Report each line of the records below that holds the word "message".

▬▬▬

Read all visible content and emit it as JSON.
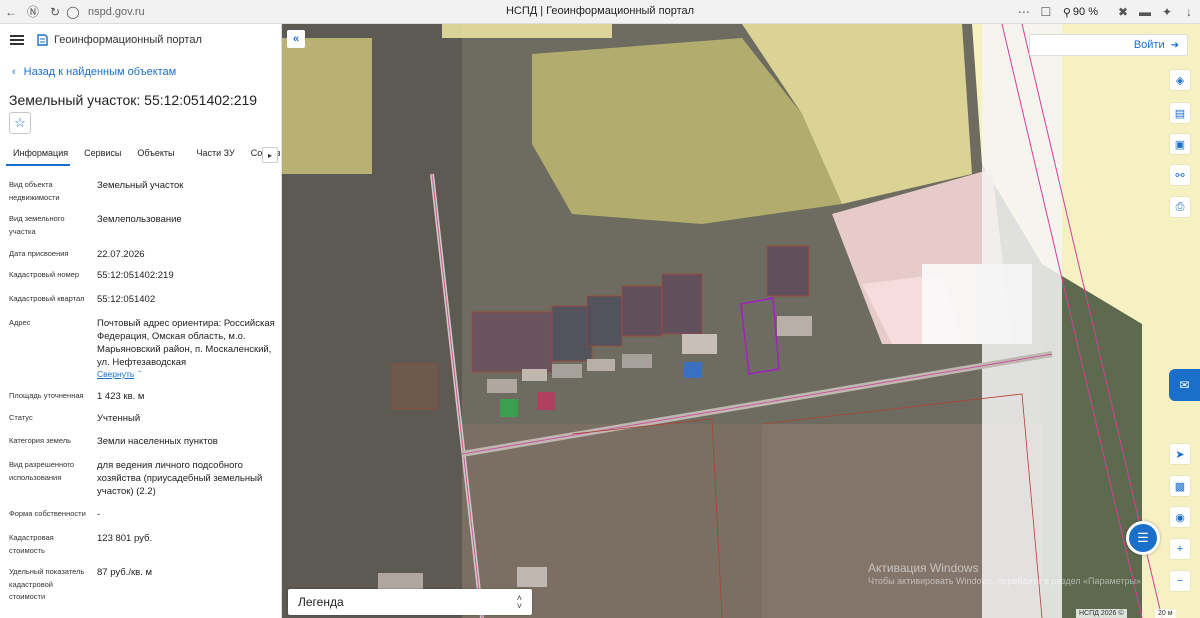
{
  "browser": {
    "url": "nspd.gov.ru",
    "tab_title": "НСПД | Геоинформационный портал",
    "zoom": "90 %"
  },
  "sidebar": {
    "portal_name": "Геоинформационный портал",
    "back_link": "Назад к найденным объектам",
    "title": "Земельный участок: 55:12:051402:219",
    "tabs": [
      "Информация",
      "Сервисы",
      "Объекты",
      "Части ЗУ",
      "Состав"
    ],
    "attributes": [
      {
        "label": "Вид объекта недвижимости",
        "value": "Земельный участок"
      },
      {
        "label": "Вид земельного участка",
        "value": "Землепользование"
      },
      {
        "label": "Дата присвоения",
        "value": "22.07.2026"
      },
      {
        "label": "Кадастровый номер",
        "value": "55:12:051402:219"
      },
      {
        "label": "Кадастровый квартал",
        "value": "55:12:051402"
      },
      {
        "label": "Адрес",
        "value": "Почтовый адрес ориентира: Российская Федерация, Омская область, м.о. Марьяновский район, п. Москаленский, ул. Нефтезаводская"
      },
      {
        "label": "Площадь уточненная",
        "value": "1 423 кв. м"
      },
      {
        "label": "Статус",
        "value": "Учтенный"
      },
      {
        "label": "Категория земель",
        "value": "Земли населенных пунктов"
      },
      {
        "label": "Вид разрешенного использования",
        "value": "для ведения личного подсобного хозяйства (приусадебный земельный участок) (2.2)"
      },
      {
        "label": "Форма собственности",
        "value": "-"
      },
      {
        "label": "Кадастровая стоимость",
        "value": "123 801 руб."
      },
      {
        "label": "Удельный показатель кадастровой стоимости",
        "value": "87 руб./кв. м"
      }
    ],
    "collapse_link": "Свернуть"
  },
  "map": {
    "login": "Войти",
    "legend": "Легенда",
    "watermark_title": "Активация Windows",
    "watermark_sub": "Чтобы активировать Windows, перейдите в раздел «Параметры».",
    "copyright": "НСПД 2026 ©",
    "scale": "20 м"
  },
  "colors": {
    "accent": "#1a6fc9",
    "zone_yellow": "#f5f0a0",
    "zone_pink": "#f8d8d8",
    "selected_parcel": "#a020c0"
  }
}
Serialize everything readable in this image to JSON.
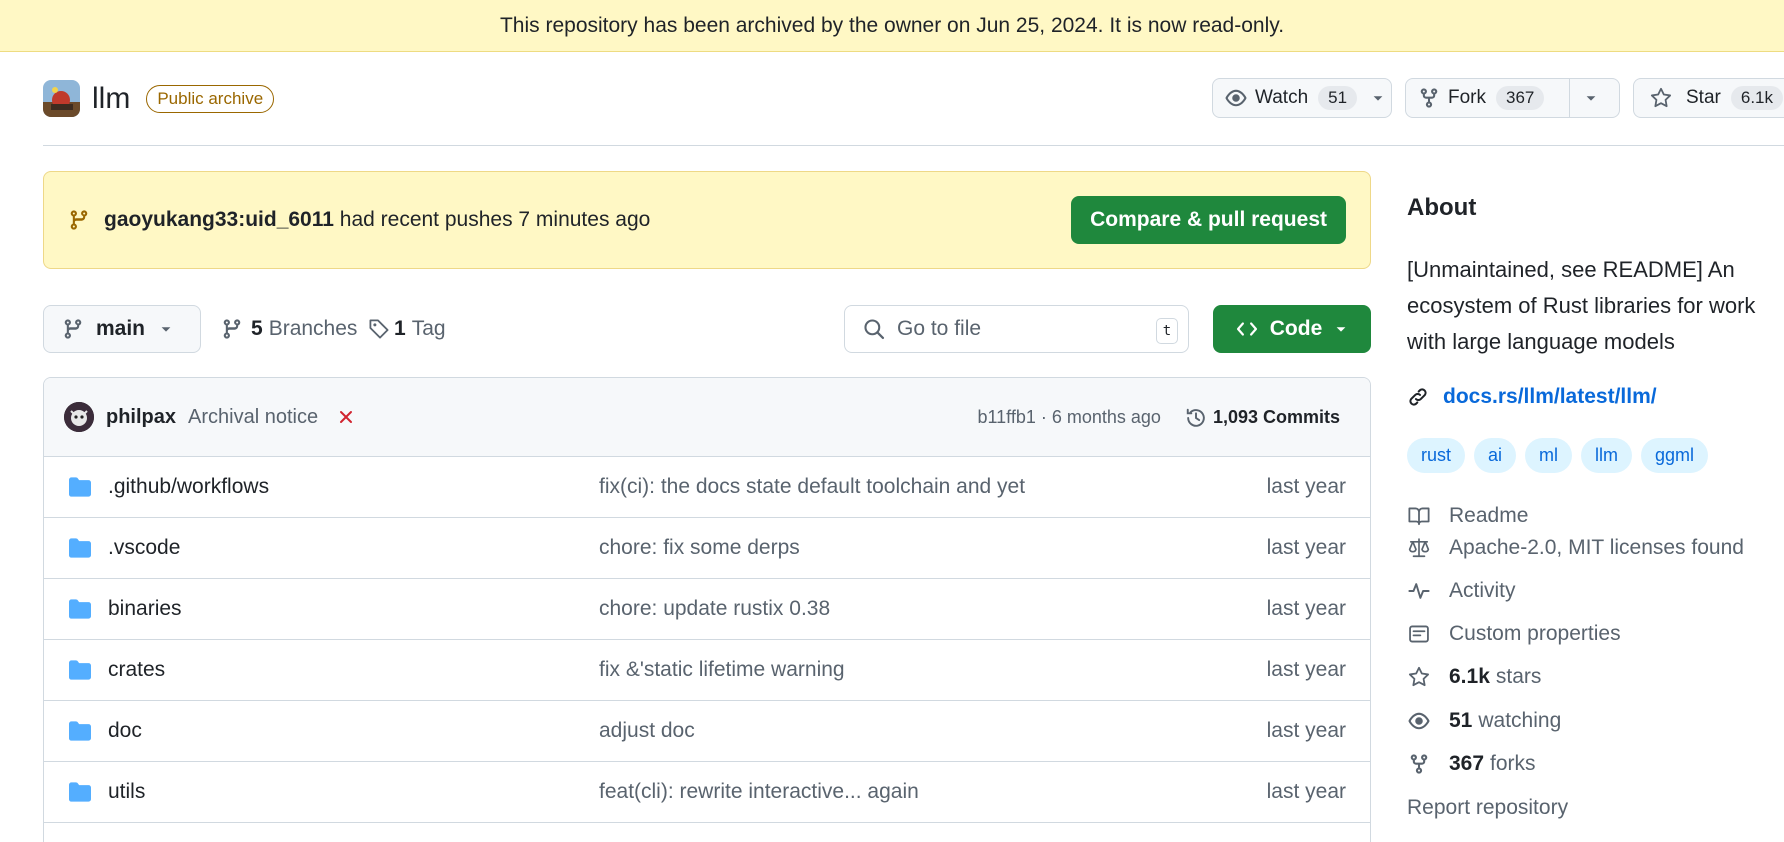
{
  "banner": {
    "text": "This repository has been archived by the owner on Jun 25, 2024. It is now read-only."
  },
  "repo": {
    "name": "llm",
    "badge": "Public archive"
  },
  "header_actions": {
    "watch_label": "Watch",
    "watch_count": "51",
    "fork_label": "Fork",
    "fork_count": "367",
    "star_label": "Star",
    "star_count": "6.1k"
  },
  "push_notice": {
    "branch": "gaoyukang33:uid_6011",
    "text": "had recent pushes 7 minutes ago",
    "button": "Compare & pull request"
  },
  "toolbar": {
    "branch": "main",
    "branches_count": "5",
    "branches_label": "Branches",
    "tags_count": "1",
    "tags_label": "Tag",
    "search_placeholder": "Go to file",
    "search_shortcut": "t",
    "code_button": "Code"
  },
  "latest_commit": {
    "author": "philpax",
    "message": "Archival notice",
    "status": "failed",
    "hash_time": "b11ffb1 · 6 months ago",
    "commits_count": "1,093",
    "commits_label": "Commits"
  },
  "files": [
    {
      "name": ".github/workflows",
      "message": "fix(ci): the docs state default toolchain and yet",
      "time": "last year"
    },
    {
      "name": ".vscode",
      "message": "chore: fix some derps",
      "time": "last year"
    },
    {
      "name": "binaries",
      "message": "chore: update rustix 0.38",
      "time": "last year"
    },
    {
      "name": "crates",
      "message": "fix &'static lifetime warning",
      "time": "last year"
    },
    {
      "name": "doc",
      "message": "adjust doc",
      "time": "last year"
    },
    {
      "name": "utils",
      "message": "feat(cli): rewrite interactive... again",
      "time": "last year"
    }
  ],
  "about": {
    "title": "About",
    "description_lines": [
      "[Unmaintained, see README] An",
      "ecosystem of Rust libraries for work",
      "with large language models"
    ],
    "link": "docs.rs/llm/latest/llm/",
    "topics": [
      "rust",
      "ai",
      "ml",
      "llm",
      "ggml"
    ],
    "readme": "Readme",
    "license": "Apache-2.0, MIT licenses found",
    "activity": "Activity",
    "custom_properties": "Custom properties",
    "stars_count": "6.1k",
    "stars_label": "stars",
    "watching_count": "51",
    "watching_label": "watching",
    "forks_count": "367",
    "forks_label": "forks",
    "report": "Report repository"
  },
  "colors": {
    "accent_green": "#1f883d",
    "link_blue": "#0969da",
    "banner_yellow": "#fff8c5",
    "folder_blue": "#54aeff",
    "fail_red": "#d1242f"
  }
}
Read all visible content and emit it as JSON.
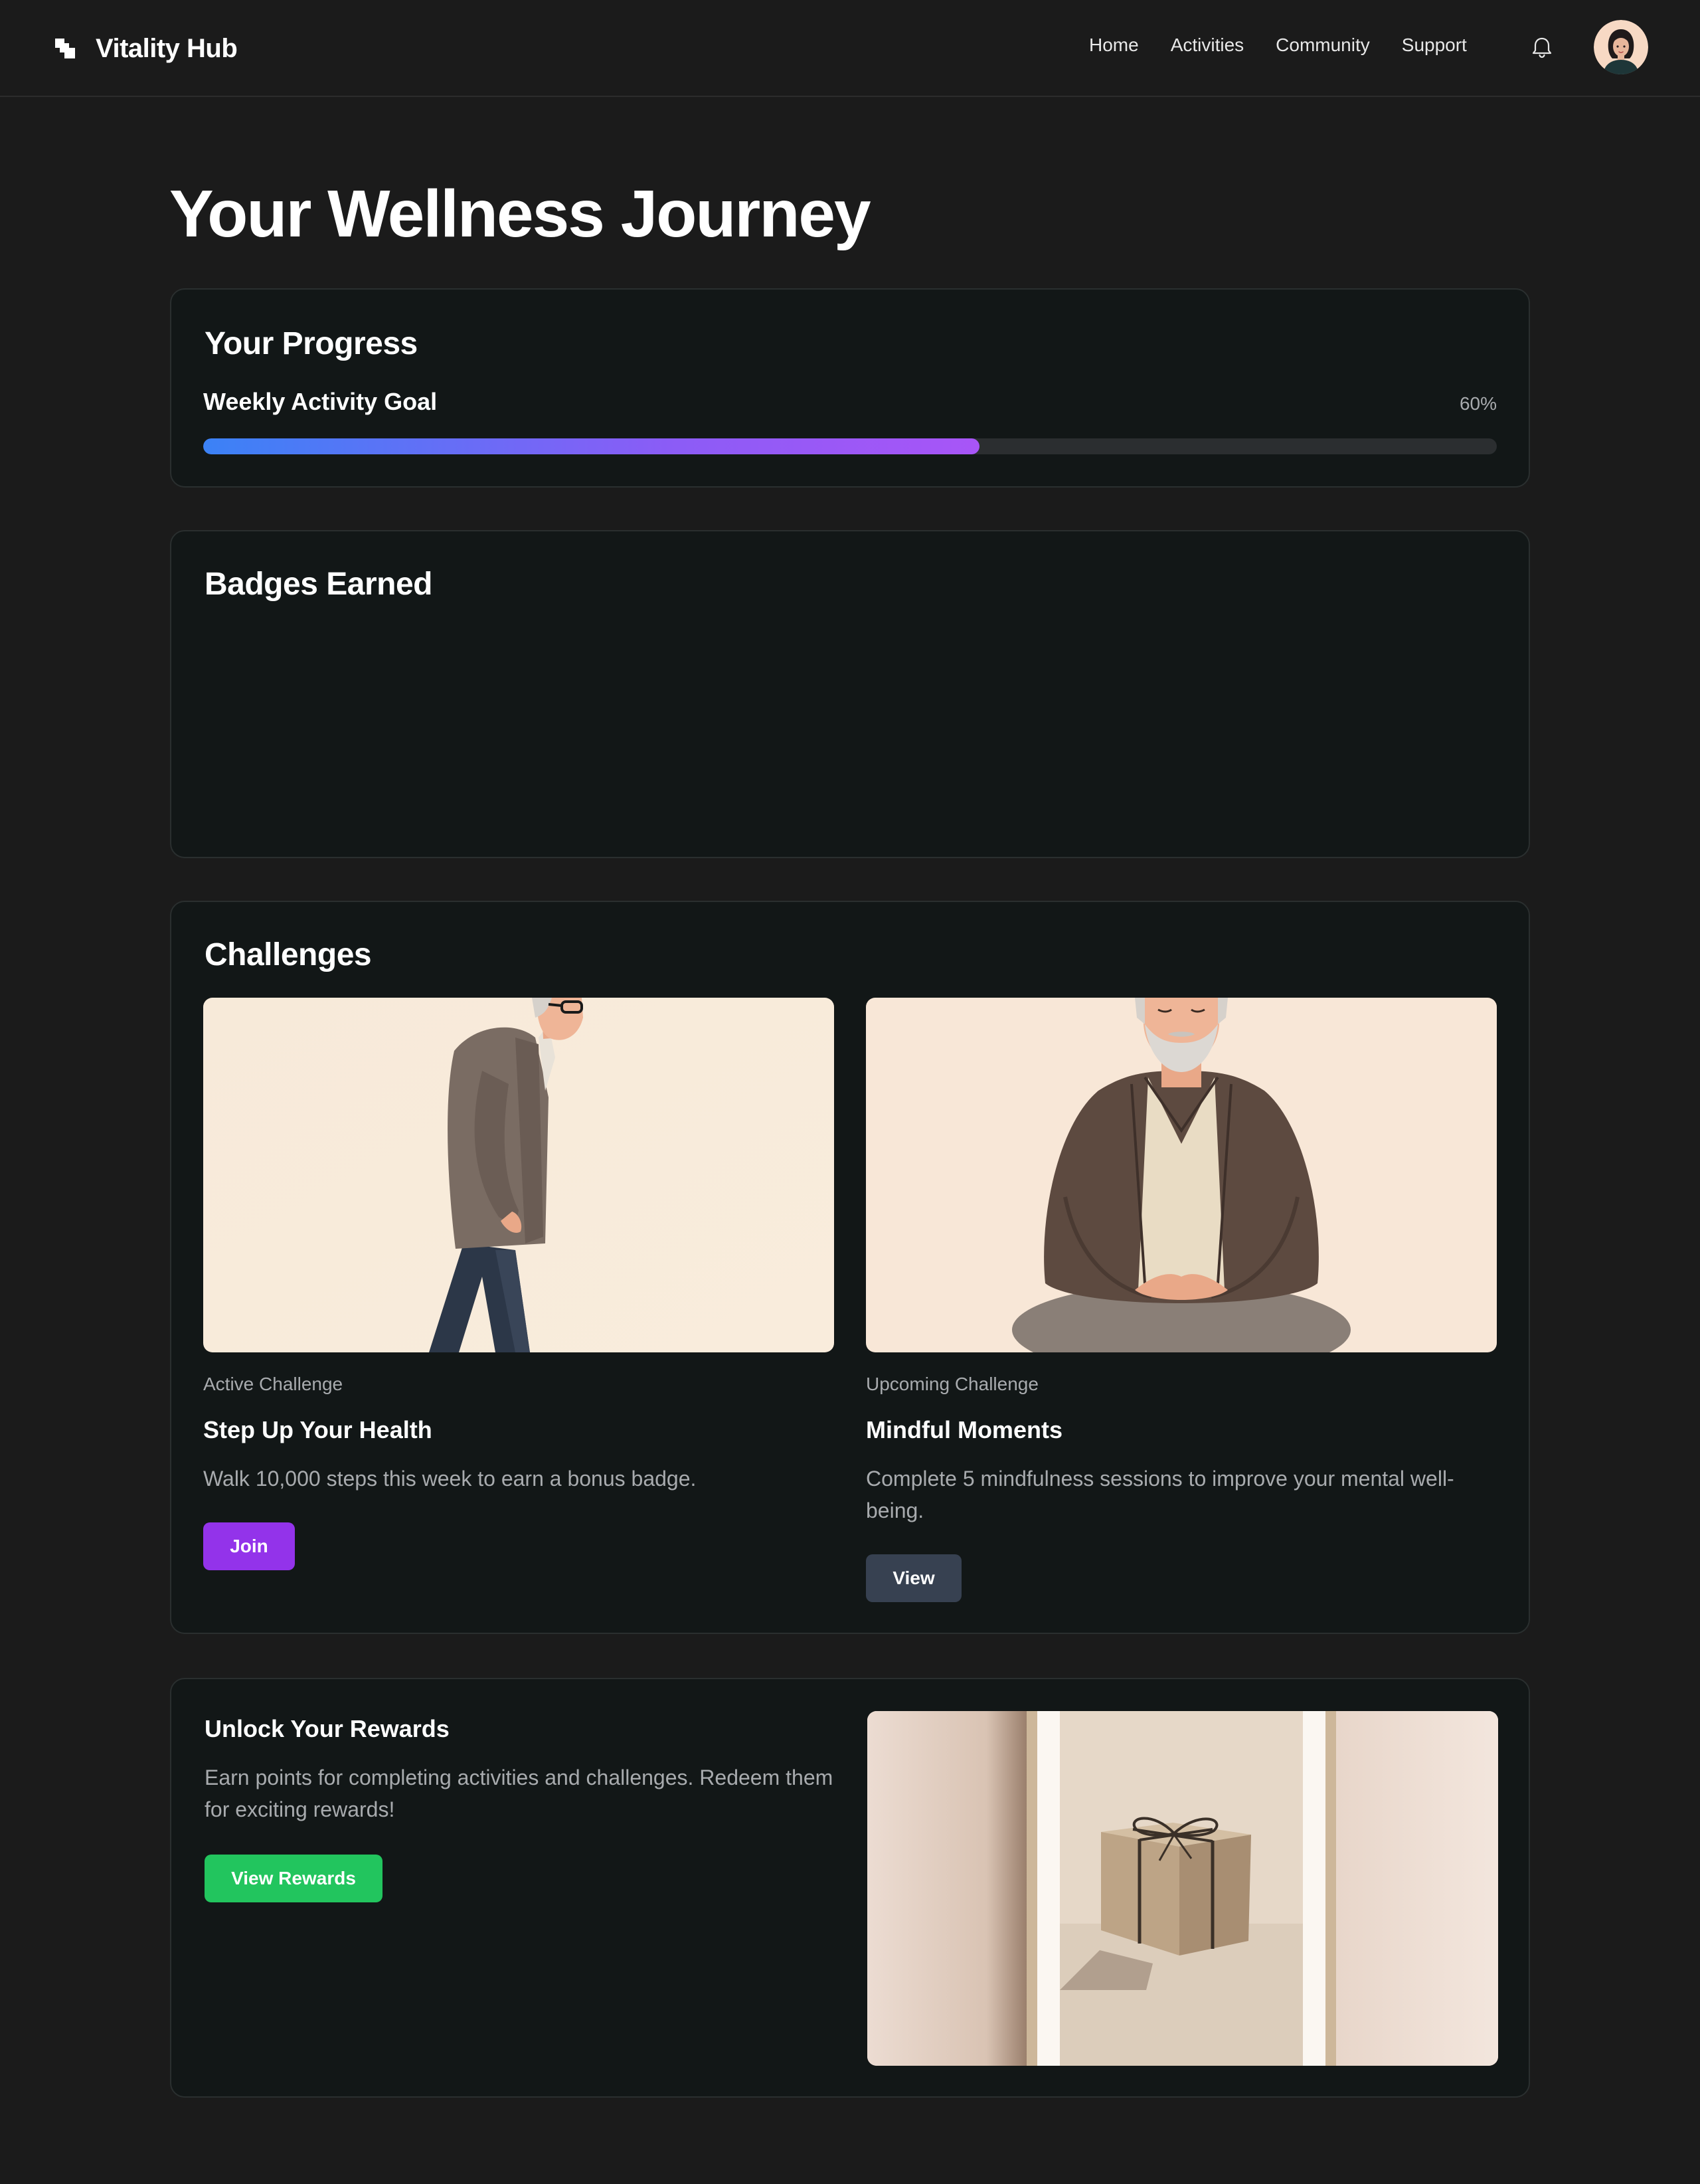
{
  "header": {
    "brand": "Vitality Hub",
    "nav": [
      "Home",
      "Activities",
      "Community",
      "Support"
    ]
  },
  "page": {
    "title": "Your Wellness Journey"
  },
  "progress": {
    "title": "Your Progress",
    "goal_label": "Weekly Activity Goal",
    "percent_label": "60%",
    "value": 0.6
  },
  "badges": {
    "title": "Badges Earned"
  },
  "challenges": {
    "title": "Challenges",
    "items": [
      {
        "status": "Active Challenge",
        "title": "Step Up Your Health",
        "description": "Walk 10,000 steps this week to earn a bonus badge.",
        "button": "Join"
      },
      {
        "status": "Upcoming Challenge",
        "title": "Mindful Moments",
        "description": "Complete 5 mindfulness sessions to improve your mental well-being.",
        "button": "View"
      }
    ]
  },
  "rewards": {
    "title": "Unlock Your Rewards",
    "description": "Earn points for completing activities and challenges. Redeem them for exciting rewards!",
    "button": "View Rewards"
  },
  "colors": {
    "background": "#1b1b1b",
    "card": "#121717",
    "accent_purple": "#9333ea",
    "accent_green": "#22c55e",
    "progress_start": "#3b82f6",
    "progress_end": "#a855f7",
    "muted_text": "#a8abae"
  },
  "icons": {
    "logo": "logo-icon",
    "notifications": "bell-icon",
    "avatar": "user-avatar"
  }
}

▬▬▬

▶ _REPLY_
    "message": "Archival notice",
      "message": "fix(ci): the docs state default toolchain and yet",
      "message": "chore: fix some derps",
      "message": "chore: update rustix 0.38",
      "message": "fix &'static lifetime warning",
      "message": "adjust doc",
      "message": "feat(cli): rewrite interactive... again",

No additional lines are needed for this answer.